The reply should return the data in full, exactly as written.

> _MATERIAL FOR THIS TASK_:

--- --- ---

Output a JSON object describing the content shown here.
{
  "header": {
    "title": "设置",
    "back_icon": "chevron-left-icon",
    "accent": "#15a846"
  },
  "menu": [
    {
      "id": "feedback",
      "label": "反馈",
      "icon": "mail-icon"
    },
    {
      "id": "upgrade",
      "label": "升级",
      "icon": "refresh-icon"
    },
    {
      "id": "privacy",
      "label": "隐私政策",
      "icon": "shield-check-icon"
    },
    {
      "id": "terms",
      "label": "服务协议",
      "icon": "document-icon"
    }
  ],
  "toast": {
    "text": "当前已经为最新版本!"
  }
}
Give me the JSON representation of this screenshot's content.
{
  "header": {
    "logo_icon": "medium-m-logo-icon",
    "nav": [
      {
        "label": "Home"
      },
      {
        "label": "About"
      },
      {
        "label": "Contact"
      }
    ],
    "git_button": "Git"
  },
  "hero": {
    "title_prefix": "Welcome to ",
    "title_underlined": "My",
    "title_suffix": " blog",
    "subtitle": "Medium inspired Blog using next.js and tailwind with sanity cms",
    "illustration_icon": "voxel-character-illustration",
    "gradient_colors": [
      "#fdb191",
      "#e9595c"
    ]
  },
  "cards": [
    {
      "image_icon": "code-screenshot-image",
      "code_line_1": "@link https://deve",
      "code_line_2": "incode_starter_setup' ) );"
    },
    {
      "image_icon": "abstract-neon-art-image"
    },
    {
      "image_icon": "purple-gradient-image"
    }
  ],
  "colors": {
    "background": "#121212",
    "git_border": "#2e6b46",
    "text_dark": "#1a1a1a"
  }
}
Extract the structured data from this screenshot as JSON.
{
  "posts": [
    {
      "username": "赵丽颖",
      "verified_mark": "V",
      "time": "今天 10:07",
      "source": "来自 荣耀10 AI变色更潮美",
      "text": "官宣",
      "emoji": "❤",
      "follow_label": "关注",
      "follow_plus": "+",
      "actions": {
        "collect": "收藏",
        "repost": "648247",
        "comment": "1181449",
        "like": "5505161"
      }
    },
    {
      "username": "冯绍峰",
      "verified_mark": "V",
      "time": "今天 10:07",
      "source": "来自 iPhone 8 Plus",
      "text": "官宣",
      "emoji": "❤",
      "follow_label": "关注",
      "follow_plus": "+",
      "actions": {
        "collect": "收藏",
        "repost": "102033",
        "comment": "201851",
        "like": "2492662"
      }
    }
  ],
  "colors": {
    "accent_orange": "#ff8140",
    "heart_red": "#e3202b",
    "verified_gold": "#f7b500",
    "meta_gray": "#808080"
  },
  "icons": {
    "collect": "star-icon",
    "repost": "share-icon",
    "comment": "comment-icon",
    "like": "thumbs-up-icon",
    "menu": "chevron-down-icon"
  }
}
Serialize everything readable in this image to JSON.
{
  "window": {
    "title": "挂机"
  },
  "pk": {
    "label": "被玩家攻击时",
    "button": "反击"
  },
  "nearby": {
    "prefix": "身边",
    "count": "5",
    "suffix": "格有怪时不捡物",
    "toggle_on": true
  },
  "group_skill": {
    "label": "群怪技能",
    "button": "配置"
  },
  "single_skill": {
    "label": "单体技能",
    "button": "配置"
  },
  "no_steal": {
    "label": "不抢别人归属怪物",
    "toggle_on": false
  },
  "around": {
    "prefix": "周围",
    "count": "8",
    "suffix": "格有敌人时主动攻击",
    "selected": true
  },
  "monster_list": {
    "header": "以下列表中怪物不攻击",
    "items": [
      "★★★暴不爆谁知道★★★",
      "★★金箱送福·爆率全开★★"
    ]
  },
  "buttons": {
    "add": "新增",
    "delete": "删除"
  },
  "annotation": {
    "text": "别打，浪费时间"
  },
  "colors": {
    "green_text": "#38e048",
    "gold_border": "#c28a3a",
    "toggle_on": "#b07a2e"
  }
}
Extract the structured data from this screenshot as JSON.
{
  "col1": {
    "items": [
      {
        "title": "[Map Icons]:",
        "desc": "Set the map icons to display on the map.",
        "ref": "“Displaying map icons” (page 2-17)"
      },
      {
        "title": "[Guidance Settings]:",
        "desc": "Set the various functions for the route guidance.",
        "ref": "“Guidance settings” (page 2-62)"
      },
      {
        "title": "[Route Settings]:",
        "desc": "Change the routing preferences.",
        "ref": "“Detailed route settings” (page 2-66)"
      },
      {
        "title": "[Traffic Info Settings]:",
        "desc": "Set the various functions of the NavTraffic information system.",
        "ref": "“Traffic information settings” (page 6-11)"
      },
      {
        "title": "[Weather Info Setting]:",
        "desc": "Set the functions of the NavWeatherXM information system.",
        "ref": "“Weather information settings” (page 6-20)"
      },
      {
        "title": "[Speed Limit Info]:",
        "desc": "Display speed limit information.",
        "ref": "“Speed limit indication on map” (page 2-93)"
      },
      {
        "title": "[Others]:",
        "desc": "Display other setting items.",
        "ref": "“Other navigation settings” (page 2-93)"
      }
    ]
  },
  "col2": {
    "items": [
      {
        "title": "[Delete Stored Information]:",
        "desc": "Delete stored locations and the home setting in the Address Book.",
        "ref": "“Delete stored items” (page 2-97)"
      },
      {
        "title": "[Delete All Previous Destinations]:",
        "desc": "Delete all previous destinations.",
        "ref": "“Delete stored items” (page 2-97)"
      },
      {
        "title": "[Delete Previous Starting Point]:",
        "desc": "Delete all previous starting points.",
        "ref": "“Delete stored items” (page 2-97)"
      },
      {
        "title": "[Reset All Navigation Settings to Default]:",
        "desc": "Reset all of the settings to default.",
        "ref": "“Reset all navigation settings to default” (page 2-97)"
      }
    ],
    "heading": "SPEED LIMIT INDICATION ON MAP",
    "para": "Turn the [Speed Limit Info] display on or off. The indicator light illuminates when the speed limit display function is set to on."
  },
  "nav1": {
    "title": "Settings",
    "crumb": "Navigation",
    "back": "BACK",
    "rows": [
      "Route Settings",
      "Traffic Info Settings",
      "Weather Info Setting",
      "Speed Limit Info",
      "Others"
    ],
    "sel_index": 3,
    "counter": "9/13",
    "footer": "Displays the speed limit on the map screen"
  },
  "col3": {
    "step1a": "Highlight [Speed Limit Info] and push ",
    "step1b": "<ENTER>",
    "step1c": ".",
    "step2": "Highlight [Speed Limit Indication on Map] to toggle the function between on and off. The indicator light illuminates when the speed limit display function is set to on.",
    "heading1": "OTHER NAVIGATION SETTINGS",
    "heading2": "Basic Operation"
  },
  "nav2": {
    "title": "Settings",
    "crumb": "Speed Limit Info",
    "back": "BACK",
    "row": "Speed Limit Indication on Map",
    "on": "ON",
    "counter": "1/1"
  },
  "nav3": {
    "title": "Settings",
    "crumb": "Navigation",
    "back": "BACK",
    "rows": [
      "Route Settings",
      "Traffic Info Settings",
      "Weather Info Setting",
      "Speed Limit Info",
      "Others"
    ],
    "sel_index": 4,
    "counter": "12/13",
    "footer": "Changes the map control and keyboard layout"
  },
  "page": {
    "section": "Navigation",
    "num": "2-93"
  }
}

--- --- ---

> _FINAL ANSWER_:
Output a JSON object describing the content shown here.
{
  "header": {
    "title": "设置",
    "back_icon": "chevron-left-icon",
    "accent": "#15a846"
  },
  "menu": [
    {
      "id": "feedback",
      "label": "反馈",
      "icon": "mail-icon"
    },
    {
      "id": "upgrade",
      "label": "升级",
      "icon": "refresh-icon"
    },
    {
      "id": "privacy",
      "label": "隐私政策",
      "icon": "shield-check-icon"
    },
    {
      "id": "terms",
      "label": "服务协议",
      "icon": "document-icon"
    }
  ],
  "toast": {
    "text": "当前已经为最新版本!"
  }
}
Give me the JSON representation of this screenshot's content.
{
  "header": {
    "logo_icon": "medium-m-logo-icon",
    "nav": [
      {
        "label": "Home"
      },
      {
        "label": "About"
      },
      {
        "label": "Contact"
      }
    ],
    "git_button": "Git"
  },
  "hero": {
    "title_prefix": "Welcome to ",
    "title_underlined": "My",
    "title_suffix": " blog",
    "subtitle": "Medium inspired Blog using next.js and tailwind with sanity cms",
    "illustration_icon": "voxel-character-illustration",
    "gradient_colors": [
      "#fdb191",
      "#e9595c"
    ]
  },
  "cards": [
    {
      "image_icon": "code-screenshot-image",
      "code_line_1": "@link https://deve",
      "code_line_2": "incode_starter_setup' ) );"
    },
    {
      "image_icon": "abstract-neon-art-image"
    },
    {
      "image_icon": "purple-gradient-image"
    }
  ],
  "colors": {
    "background": "#121212",
    "git_border": "#2e6b46",
    "text_dark": "#1a1a1a"
  }
}
Extract the structured data from this screenshot as JSON.
{
  "posts": [
    {
      "username": "赵丽颖",
      "verified_mark": "V",
      "time": "今天 10:07",
      "source": "来自 荣耀10 AI变色更潮美",
      "text": "官宣",
      "emoji": "❤",
      "follow_label": "关注",
      "follow_plus": "+",
      "actions": {
        "collect": "收藏",
        "repost": "648247",
        "comment": "1181449",
        "like": "5505161"
      }
    },
    {
      "username": "冯绍峰",
      "verified_mark": "V",
      "time": "今天 10:07",
      "source": "来自 iPhone 8 Plus",
      "text": "官宣",
      "emoji": "❤",
      "follow_label": "关注",
      "follow_plus": "+",
      "actions": {
        "collect": "收藏",
        "repost": "102033",
        "comment": "201851",
        "like": "2492662"
      }
    }
  ],
  "colors": {
    "accent_orange": "#ff8140",
    "heart_red": "#e3202b",
    "verified_gold": "#f7b500",
    "meta_gray": "#808080"
  },
  "icons": {
    "collect": "star-icon",
    "repost": "share-icon",
    "comment": "comment-icon",
    "like": "thumbs-up-icon",
    "menu": "chevron-down-icon"
  }
}
Serialize everything readable in this image to JSON.
{
  "window": {
    "title": "挂机"
  },
  "pk": {
    "label": "被玩家攻击时",
    "button": "反击"
  },
  "nearby": {
    "prefix": "身边",
    "count": "5",
    "suffix": "格有怪时不捡物",
    "toggle_on": true
  },
  "group_skill": {
    "label": "群怪技能",
    "button": "配置"
  },
  "single_skill": {
    "label": "单体技能",
    "button": "配置"
  },
  "no_steal": {
    "label": "不抢别人归属怪物",
    "toggle_on": false
  },
  "around": {
    "prefix": "周围",
    "count": "8",
    "suffix": "格有敌人时主动攻击",
    "selected": true
  },
  "monster_list": {
    "header": "以下列表中怪物不攻击",
    "items": [
      "★★★暴不爆谁知道★★★",
      "★★金箱送福·爆率全开★★"
    ]
  },
  "buttons": {
    "add": "新增",
    "delete": "删除"
  },
  "annotation": {
    "text": "别打，浪费时间"
  },
  "colors": {
    "green_text": "#38e048",
    "gold_border": "#c28a3a",
    "toggle_on": "#b07a2e"
  }
}
Extract the structured data from this screenshot as JSON.
{
  "col1": {
    "items": [
      {
        "title": "[Map Icons]:",
        "desc": "Set the map icons to display on the map.",
        "ref": "“Displaying map icons” (page 2-17)"
      },
      {
        "title": "[Guidance Settings]:",
        "desc": "Set the various functions for the route guidance.",
        "ref": "“Guidance settings” (page 2-62)"
      },
      {
        "title": "[Route Settings]:",
        "desc": "Change the routing preferences.",
        "ref": "“Detailed route settings” (page 2-66)"
      },
      {
        "title": "[Traffic Info Settings]:",
        "desc": "Set the various functions of the NavTraffic information system.",
        "ref": "“Traffic information settings” (page 6-11)"
      },
      {
        "title": "[Weather Info Setting]:",
        "desc": "Set the functions of the NavWeatherXM information system.",
        "ref": "“Weather information settings” (page 6-20)"
      },
      {
        "title": "[Speed Limit Info]:",
        "desc": "Display speed limit information.",
        "ref": "“Speed limit indication on map” (page 2-93)"
      },
      {
        "title": "[Others]:",
        "desc": "Display other setting items.",
        "ref": "“Other navigation settings” (page 2-93)"
      }
    ]
  },
  "col2": {
    "items": [
      {
        "title": "[Delete Stored Information]:",
        "desc": "Delete stored locations and the home setting in the Address Book.",
        "ref": "“Delete stored items” (page 2-97)"
      },
      {
        "title": "[Delete All Previous Destinations]:",
        "desc": "Delete all previous destinations.",
        "ref": "“Delete stored items” (page 2-97)"
      },
      {
        "title": "[Delete Previous Starting Point]:",
        "desc": "Delete all previous starting points.",
        "ref": "“Delete stored items” (page 2-97)"
      },
      {
        "title": "[Reset All Navigation Settings to Default]:",
        "desc": "Reset all of the settings to default.",
        "ref": "“Reset all navigation settings to default” (page 2-97)"
      }
    ],
    "heading": "SPEED LIMIT INDICATION ON MAP",
    "para": "Turn the [Speed Limit Info] display on or off. The indicator light illuminates when the speed limit display function is set to on."
  },
  "nav1": {
    "title": "Settings",
    "crumb": "Navigation",
    "back": "BACK",
    "rows": [
      "Route Settings",
      "Traffic Info Settings",
      "Weather Info Setting",
      "Speed Limit Info",
      "Others"
    ],
    "sel_index": 3,
    "counter": "9/13",
    "footer": "Displays the speed limit on the map screen"
  },
  "col3": {
    "step1a": "Highlight [Speed Limit Info] and push ",
    "step1b": "<ENTER>",
    "step1c": ".",
    "step2": "Highlight [Speed Limit Indication on Map] to toggle the function between on and off. The indicator light illuminates when the speed limit display function is set to on.",
    "heading1": "OTHER NAVIGATION SETTINGS",
    "heading2": "Basic Operation"
  },
  "nav2": {
    "title": "Settings",
    "crumb": "Speed Limit Info",
    "back": "BACK",
    "row": "Speed Limit Indication on Map",
    "on": "ON",
    "counter": "1/1"
  },
  "nav3": {
    "title": "Settings",
    "crumb": "Navigation",
    "back": "BACK",
    "rows": [
      "Route Settings",
      "Traffic Info Settings",
      "Weather Info Setting",
      "Speed Limit Info",
      "Others"
    ],
    "sel_index": 4,
    "counter": "12/13",
    "footer": "Changes the map control and keyboard layout"
  },
  "page": {
    "section": "Navigation",
    "num": "2-93"
  }
}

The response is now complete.